## DATA FOR ANALYSIS
◇ ◇ ◇ ◇ ◇
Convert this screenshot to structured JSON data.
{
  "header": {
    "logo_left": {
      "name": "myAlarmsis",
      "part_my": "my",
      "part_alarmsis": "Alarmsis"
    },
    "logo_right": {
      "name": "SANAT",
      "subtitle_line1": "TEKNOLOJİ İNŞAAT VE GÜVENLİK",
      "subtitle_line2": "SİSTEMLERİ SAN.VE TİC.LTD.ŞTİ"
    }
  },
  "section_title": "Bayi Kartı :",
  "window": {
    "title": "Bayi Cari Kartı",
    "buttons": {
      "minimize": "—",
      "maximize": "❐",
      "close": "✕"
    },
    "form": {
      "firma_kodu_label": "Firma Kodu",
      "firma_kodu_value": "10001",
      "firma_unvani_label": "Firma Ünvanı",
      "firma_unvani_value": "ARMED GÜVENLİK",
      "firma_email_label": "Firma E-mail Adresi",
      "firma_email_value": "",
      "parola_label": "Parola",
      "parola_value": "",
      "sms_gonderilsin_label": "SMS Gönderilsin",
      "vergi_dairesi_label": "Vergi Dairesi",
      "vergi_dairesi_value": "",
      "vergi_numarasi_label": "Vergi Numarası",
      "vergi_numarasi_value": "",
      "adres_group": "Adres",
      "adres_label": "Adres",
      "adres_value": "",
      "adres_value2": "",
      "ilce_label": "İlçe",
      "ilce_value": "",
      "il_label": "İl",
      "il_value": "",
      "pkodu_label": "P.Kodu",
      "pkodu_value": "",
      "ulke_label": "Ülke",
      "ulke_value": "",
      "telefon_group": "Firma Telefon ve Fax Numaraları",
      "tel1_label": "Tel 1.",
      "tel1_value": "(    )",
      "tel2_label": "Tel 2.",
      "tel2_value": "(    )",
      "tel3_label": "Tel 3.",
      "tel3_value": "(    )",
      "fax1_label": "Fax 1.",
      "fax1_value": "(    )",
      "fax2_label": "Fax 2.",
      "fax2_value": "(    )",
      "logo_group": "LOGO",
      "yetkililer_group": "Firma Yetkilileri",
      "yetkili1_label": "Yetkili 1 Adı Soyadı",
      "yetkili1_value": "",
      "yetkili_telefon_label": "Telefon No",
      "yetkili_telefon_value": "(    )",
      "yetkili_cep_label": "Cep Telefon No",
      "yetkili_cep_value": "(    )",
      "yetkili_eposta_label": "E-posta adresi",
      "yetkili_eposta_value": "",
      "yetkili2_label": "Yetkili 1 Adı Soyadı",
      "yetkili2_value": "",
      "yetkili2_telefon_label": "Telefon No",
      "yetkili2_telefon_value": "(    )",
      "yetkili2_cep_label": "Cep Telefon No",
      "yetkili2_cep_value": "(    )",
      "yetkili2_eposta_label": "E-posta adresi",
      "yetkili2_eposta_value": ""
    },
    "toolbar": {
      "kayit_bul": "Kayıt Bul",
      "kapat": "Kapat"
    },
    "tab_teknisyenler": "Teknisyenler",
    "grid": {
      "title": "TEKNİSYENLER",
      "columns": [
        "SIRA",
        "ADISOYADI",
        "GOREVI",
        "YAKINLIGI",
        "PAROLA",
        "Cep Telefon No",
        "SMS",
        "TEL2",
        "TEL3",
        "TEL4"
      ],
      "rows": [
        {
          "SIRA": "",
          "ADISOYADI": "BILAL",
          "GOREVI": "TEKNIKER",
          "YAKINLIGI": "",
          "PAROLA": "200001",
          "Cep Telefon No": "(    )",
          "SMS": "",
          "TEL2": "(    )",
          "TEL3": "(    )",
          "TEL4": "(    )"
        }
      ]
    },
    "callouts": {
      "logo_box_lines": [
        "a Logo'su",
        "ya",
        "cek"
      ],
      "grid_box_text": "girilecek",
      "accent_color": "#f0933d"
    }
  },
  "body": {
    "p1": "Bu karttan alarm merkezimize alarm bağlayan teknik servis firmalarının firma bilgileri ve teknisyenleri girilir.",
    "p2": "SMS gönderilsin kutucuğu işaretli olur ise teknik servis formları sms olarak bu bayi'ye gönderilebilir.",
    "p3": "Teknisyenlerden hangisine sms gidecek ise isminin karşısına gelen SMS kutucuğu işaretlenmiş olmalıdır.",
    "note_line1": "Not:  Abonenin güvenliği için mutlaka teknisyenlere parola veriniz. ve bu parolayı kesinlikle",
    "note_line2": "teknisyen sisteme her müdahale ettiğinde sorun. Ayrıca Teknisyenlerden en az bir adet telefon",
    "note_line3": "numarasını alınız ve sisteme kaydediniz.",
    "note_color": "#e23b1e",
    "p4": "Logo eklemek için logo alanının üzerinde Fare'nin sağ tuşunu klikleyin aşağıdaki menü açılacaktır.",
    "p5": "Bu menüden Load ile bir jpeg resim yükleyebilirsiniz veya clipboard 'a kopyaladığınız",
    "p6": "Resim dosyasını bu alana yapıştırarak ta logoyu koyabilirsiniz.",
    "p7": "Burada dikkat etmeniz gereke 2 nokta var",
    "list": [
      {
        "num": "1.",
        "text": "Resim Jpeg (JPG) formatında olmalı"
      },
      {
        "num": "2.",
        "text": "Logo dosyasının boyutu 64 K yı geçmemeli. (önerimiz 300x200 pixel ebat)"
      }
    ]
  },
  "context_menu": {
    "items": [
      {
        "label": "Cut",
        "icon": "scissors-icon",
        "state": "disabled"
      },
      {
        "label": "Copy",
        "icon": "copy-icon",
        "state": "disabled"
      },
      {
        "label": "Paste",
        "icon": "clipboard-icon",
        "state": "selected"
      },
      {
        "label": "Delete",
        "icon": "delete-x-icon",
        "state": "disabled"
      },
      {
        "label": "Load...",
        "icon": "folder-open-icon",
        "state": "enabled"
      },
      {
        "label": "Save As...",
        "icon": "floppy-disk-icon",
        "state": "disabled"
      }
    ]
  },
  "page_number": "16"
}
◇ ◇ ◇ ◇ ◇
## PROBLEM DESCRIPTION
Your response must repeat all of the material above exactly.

## FINAL ANSWER
Convert this screenshot to structured JSON data.
{
  "header": {
    "logo_left": {
      "name": "myAlarmsis",
      "part_my": "my",
      "part_alarmsis": "Alarmsis"
    },
    "logo_right": {
      "name": "SANAT",
      "subtitle_line1": "TEKNOLOJİ İNŞAAT VE GÜVENLİK",
      "subtitle_line2": "SİSTEMLERİ SAN.VE TİC.LTD.ŞTİ"
    }
  },
  "section_title": "Bayi Kartı :",
  "window": {
    "title": "Bayi Cari Kartı",
    "buttons": {
      "minimize": "—",
      "maximize": "❐",
      "close": "✕"
    },
    "form": {
      "firma_kodu_label": "Firma Kodu",
      "firma_kodu_value": "10001",
      "firma_unvani_label": "Firma Ünvanı",
      "firma_unvani_value": "ARMED GÜVENLİK",
      "firma_email_label": "Firma E-mail Adresi",
      "firma_email_value": "",
      "parola_label": "Parola",
      "parola_value": "",
      "sms_gonderilsin_label": "SMS Gönderilsin",
      "vergi_dairesi_label": "Vergi Dairesi",
      "vergi_dairesi_value": "",
      "vergi_numarasi_label": "Vergi Numarası",
      "vergi_numarasi_value": "",
      "adres_group": "Adres",
      "adres_label": "Adres",
      "adres_value": "",
      "adres_value2": "",
      "ilce_label": "İlçe",
      "ilce_value": "",
      "il_label": "İl",
      "il_value": "",
      "pkodu_label": "P.Kodu",
      "pkodu_value": "",
      "ulke_label": "Ülke",
      "ulke_value": "",
      "telefon_group": "Firma Telefon ve Fax Numaraları",
      "tel1_label": "Tel 1.",
      "tel1_value": "(    )",
      "tel2_label": "Tel 2.",
      "tel2_value": "(    )",
      "tel3_label": "Tel 3.",
      "tel3_value": "(    )",
      "fax1_label": "Fax 1.",
      "fax1_value": "(    )",
      "fax2_label": "Fax 2.",
      "fax2_value": "(    )",
      "logo_group": "LOGO",
      "yetkililer_group": "Firma Yetkilileri",
      "yetkili1_label": "Yetkili 1 Adı Soyadı",
      "yetkili1_value": "",
      "yetkili_telefon_label": "Telefon No",
      "yetkili_telefon_value": "(    )",
      "yetkili_cep_label": "Cep Telefon No",
      "yetkili_cep_value": "(    )",
      "yetkili_eposta_label": "E-posta adresi",
      "yetkili_eposta_value": "",
      "yetkili2_label": "Yetkili 1 Adı Soyadı",
      "yetkili2_value": "",
      "yetkili2_telefon_label": "Telefon No",
      "yetkili2_telefon_value": "(    )",
      "yetkili2_cep_label": "Cep Telefon No",
      "yetkili2_cep_value": "(    )",
      "yetkili2_eposta_label": "E-posta adresi",
      "yetkili2_eposta_value": ""
    },
    "toolbar": {
      "kayit_bul": "Kayıt Bul",
      "kapat": "Kapat"
    },
    "tab_teknisyenler": "Teknisyenler",
    "grid": {
      "title": "TEKNİSYENLER",
      "columns": [
        "SIRA",
        "ADISOYADI",
        "GOREVI",
        "YAKINLIGI",
        "PAROLA",
        "Cep Telefon No",
        "SMS",
        "TEL2",
        "TEL3",
        "TEL4"
      ],
      "rows": [
        {
          "SIRA": "",
          "ADISOYADI": "BILAL",
          "GOREVI": "TEKNIKER",
          "YAKINLIGI": "",
          "PAROLA": "200001",
          "Cep Telefon No": "(    )",
          "SMS": "",
          "TEL2": "(    )",
          "TEL3": "(    )",
          "TEL4": "(    )"
        }
      ]
    },
    "callouts": {
      "logo_box_lines": [
        "a Logo'su",
        "ya",
        "cek"
      ],
      "grid_box_text": "girilecek",
      "accent_color": "#f0933d"
    }
  },
  "body": {
    "p1": "Bu karttan alarm merkezimize alarm bağlayan teknik servis firmalarının firma bilgileri ve teknisyenleri girilir.",
    "p2": "SMS gönderilsin kutucuğu işaretli olur ise teknik servis formları sms olarak bu bayi'ye gönderilebilir.",
    "p3": "Teknisyenlerden hangisine sms gidecek ise isminin karşısına gelen SMS kutucuğu işaretlenmiş olmalıdır.",
    "note_line1": "Not:  Abonenin güvenliği için mutlaka teknisyenlere parola veriniz. ve bu parolayı kesinlikle",
    "note_line2": "teknisyen sisteme her müdahale ettiğinde sorun. Ayrıca Teknisyenlerden en az bir adet telefon",
    "note_line3": "numarasını alınız ve sisteme kaydediniz.",
    "note_color": "#e23b1e",
    "p4": "Logo eklemek için logo alanının üzerinde Fare'nin sağ tuşunu klikleyin aşağıdaki menü açılacaktır.",
    "p5": "Bu menüden Load ile bir jpeg resim yükleyebilirsiniz veya clipboard 'a kopyaladığınız",
    "p6": "Resim dosyasını bu alana yapıştırarak ta logoyu koyabilirsiniz.",
    "p7": "Burada dikkat etmeniz gereke 2 nokta var",
    "list": [
      {
        "num": "1.",
        "text": "Resim Jpeg (JPG) formatında olmalı"
      },
      {
        "num": "2.",
        "text": "Logo dosyasının boyutu 64 K yı geçmemeli. (önerimiz 300x200 pixel ebat)"
      }
    ]
  },
  "context_menu": {
    "items": [
      {
        "label": "Cut",
        "icon": "scissors-icon",
        "state": "disabled"
      },
      {
        "label": "Copy",
        "icon": "copy-icon",
        "state": "disabled"
      },
      {
        "label": "Paste",
        "icon": "clipboard-icon",
        "state": "selected"
      },
      {
        "label": "Delete",
        "icon": "delete-x-icon",
        "state": "disabled"
      },
      {
        "label": "Load...",
        "icon": "folder-open-icon",
        "state": "enabled"
      },
      {
        "label": "Save As...",
        "icon": "floppy-disk-icon",
        "state": "disabled"
      }
    ]
  },
  "page_number": "16"
}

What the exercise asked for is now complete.